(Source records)

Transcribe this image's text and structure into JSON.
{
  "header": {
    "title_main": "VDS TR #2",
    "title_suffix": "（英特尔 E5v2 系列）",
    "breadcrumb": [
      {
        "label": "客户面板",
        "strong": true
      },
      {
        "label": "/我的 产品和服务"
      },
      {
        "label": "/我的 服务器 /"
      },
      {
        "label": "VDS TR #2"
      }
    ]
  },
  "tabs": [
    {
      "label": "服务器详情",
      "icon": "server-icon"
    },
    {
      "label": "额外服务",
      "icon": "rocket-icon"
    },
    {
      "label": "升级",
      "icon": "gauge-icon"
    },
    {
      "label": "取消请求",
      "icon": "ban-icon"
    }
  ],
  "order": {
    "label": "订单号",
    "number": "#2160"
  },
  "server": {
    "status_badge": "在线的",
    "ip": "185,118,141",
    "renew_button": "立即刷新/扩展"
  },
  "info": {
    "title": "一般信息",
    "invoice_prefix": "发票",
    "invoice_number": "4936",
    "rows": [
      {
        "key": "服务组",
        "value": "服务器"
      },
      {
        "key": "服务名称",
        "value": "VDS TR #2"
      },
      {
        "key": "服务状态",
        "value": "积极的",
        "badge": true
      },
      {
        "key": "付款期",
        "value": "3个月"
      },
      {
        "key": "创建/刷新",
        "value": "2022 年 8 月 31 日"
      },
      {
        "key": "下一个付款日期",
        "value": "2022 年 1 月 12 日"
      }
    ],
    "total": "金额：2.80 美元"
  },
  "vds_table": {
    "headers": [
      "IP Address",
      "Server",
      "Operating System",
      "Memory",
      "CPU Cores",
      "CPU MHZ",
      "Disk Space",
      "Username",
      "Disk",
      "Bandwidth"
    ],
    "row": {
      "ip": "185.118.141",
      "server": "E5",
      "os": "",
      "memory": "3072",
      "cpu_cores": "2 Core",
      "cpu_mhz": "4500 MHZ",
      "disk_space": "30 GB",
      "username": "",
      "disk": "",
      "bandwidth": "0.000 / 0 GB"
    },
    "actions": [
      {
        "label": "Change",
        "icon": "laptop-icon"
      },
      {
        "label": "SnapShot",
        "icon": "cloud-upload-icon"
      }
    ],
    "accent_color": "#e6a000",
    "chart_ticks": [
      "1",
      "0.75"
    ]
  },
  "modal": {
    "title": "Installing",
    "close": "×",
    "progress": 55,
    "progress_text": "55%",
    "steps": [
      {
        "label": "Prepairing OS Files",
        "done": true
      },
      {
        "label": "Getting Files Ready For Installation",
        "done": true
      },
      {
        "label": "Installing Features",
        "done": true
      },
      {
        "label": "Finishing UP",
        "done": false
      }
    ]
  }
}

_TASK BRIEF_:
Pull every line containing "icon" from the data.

_RESPONSE_:
      "icon": "server-icon"
      "icon": "rocket-icon"
      "icon": "gauge-icon"
      "icon": "ban-icon"
        "icon": "laptop-icon"
        "icon": "cloud-upload-icon"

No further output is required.